● **Required action**
Give the number of lines in the data below where the word "content" appears, and nothing besides.

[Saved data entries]
####

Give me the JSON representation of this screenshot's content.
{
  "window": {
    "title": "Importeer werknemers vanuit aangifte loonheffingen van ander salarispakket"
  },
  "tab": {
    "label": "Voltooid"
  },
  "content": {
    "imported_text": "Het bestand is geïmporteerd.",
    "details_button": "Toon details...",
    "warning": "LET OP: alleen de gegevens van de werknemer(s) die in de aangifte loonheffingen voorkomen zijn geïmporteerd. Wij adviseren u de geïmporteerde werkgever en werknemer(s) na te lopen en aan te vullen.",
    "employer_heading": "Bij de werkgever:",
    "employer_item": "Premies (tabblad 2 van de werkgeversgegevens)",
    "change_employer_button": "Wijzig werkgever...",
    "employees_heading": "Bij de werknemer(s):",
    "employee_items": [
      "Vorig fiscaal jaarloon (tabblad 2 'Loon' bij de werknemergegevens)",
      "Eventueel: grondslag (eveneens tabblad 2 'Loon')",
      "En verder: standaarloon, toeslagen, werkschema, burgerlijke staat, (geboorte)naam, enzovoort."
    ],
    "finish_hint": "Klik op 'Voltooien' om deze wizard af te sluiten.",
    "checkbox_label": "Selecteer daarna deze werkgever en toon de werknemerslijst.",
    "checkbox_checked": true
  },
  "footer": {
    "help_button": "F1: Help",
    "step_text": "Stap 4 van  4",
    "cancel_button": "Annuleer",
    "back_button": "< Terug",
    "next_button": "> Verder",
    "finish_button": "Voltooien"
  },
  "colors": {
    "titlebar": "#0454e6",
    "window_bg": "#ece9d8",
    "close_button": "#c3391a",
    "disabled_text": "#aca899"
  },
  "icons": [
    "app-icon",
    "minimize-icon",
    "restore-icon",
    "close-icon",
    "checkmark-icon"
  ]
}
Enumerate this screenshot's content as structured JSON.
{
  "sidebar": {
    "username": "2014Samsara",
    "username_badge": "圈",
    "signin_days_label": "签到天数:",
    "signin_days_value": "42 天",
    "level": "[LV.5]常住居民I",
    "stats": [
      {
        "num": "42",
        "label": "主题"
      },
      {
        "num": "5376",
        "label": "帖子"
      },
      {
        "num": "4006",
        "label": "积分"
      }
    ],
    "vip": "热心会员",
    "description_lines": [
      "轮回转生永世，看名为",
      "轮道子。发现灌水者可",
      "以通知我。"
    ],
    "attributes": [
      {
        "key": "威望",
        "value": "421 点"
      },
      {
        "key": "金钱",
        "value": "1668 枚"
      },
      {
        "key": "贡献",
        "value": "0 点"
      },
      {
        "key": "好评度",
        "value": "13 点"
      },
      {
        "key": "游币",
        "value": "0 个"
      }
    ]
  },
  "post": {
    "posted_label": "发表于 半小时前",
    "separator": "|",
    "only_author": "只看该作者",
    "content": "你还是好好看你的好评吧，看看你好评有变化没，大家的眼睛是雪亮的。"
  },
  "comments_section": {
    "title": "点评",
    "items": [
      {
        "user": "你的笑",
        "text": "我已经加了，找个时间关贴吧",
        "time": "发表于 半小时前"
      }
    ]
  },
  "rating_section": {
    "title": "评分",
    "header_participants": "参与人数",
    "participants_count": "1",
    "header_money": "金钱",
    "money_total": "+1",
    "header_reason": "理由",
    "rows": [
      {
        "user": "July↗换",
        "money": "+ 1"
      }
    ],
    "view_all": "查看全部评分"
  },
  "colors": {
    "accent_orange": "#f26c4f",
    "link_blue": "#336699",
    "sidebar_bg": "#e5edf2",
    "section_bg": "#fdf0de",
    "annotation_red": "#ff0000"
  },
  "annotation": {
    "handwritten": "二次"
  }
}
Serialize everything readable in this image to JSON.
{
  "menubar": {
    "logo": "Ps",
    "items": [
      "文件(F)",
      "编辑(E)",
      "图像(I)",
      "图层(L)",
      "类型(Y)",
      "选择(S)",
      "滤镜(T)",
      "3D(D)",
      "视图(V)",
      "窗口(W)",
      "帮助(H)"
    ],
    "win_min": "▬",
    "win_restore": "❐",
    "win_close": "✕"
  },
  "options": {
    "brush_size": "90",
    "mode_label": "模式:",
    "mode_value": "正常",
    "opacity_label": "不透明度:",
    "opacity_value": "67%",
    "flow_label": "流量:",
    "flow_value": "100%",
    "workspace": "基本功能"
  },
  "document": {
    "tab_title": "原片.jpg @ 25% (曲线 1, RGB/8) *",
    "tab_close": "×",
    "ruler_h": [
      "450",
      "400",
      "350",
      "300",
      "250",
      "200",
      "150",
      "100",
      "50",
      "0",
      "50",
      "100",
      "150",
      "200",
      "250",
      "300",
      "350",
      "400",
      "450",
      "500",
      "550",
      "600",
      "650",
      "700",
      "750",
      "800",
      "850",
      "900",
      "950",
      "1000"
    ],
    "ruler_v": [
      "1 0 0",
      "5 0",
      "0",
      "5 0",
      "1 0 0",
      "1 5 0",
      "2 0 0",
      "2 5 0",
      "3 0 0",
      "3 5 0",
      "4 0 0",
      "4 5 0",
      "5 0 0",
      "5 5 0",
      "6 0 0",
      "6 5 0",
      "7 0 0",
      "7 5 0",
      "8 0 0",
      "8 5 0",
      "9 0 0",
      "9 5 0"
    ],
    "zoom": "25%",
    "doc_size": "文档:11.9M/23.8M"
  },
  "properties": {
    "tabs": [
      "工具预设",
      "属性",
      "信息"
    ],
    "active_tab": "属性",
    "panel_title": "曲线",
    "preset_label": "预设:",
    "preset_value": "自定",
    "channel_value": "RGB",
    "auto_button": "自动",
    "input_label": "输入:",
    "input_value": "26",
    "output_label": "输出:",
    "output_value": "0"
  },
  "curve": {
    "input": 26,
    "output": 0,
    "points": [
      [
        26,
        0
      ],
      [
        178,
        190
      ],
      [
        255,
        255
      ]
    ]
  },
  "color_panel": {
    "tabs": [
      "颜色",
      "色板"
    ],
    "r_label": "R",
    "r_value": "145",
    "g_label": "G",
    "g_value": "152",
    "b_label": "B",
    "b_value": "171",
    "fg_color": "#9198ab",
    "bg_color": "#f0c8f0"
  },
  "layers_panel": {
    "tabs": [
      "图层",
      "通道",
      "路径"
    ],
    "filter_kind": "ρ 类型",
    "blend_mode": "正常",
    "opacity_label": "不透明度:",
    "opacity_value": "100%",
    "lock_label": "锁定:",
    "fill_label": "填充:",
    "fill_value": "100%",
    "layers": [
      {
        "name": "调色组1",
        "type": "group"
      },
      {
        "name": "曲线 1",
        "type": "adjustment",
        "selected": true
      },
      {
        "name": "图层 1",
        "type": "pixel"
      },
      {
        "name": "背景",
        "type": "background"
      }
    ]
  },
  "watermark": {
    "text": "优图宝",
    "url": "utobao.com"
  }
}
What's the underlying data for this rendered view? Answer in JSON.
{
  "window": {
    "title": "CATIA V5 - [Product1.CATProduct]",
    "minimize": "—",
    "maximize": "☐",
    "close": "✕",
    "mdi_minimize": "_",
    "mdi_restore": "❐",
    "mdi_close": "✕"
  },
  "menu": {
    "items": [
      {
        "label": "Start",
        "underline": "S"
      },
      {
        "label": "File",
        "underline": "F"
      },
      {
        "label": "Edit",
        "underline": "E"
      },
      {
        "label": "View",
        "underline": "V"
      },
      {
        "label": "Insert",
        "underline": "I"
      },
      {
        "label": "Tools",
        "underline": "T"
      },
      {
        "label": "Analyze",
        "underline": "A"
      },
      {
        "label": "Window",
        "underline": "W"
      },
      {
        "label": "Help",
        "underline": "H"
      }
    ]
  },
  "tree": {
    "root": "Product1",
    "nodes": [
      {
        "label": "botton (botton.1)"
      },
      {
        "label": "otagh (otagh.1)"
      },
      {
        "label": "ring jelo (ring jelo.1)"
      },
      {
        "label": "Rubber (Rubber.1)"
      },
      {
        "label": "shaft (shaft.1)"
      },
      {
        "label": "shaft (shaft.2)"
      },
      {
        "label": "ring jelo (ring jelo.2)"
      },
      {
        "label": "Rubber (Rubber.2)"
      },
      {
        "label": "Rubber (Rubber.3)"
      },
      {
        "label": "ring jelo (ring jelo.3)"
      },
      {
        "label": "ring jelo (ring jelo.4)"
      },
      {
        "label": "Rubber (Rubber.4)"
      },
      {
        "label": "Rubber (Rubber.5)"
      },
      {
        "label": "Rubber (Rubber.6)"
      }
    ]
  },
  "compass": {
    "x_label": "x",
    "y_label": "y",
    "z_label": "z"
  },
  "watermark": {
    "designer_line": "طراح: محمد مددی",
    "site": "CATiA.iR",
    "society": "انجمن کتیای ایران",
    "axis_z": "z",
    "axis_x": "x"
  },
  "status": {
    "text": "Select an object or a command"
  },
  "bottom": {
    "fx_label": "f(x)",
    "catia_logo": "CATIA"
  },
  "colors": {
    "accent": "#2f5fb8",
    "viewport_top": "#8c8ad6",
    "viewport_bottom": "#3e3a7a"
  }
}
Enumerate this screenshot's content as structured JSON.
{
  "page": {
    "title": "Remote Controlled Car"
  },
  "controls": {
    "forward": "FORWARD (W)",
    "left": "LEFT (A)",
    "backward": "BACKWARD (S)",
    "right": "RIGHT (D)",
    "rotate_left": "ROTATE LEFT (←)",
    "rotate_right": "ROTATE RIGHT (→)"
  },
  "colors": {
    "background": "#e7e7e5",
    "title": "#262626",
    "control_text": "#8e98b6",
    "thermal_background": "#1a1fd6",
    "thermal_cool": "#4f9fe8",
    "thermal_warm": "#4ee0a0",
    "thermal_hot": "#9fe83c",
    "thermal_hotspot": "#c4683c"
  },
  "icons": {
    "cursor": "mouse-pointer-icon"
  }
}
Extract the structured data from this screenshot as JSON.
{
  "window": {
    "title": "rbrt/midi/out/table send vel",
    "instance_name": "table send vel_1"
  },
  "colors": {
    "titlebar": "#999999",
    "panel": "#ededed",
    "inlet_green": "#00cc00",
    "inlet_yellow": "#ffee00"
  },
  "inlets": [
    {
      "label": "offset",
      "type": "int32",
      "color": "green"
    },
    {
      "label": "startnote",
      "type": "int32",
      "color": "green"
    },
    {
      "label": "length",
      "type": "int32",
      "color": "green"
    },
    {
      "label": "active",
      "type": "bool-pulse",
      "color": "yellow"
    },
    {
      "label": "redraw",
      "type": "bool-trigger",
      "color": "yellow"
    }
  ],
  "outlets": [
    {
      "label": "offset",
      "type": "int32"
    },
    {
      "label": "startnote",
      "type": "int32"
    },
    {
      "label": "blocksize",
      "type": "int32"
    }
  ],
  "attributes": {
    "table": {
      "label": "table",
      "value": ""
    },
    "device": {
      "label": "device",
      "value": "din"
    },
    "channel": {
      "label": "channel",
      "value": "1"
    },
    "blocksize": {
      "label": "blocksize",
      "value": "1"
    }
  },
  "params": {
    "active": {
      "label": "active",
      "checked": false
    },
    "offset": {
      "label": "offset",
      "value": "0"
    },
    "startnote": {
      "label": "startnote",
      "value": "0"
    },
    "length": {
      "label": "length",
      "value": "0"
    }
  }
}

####

● **Final answer**
5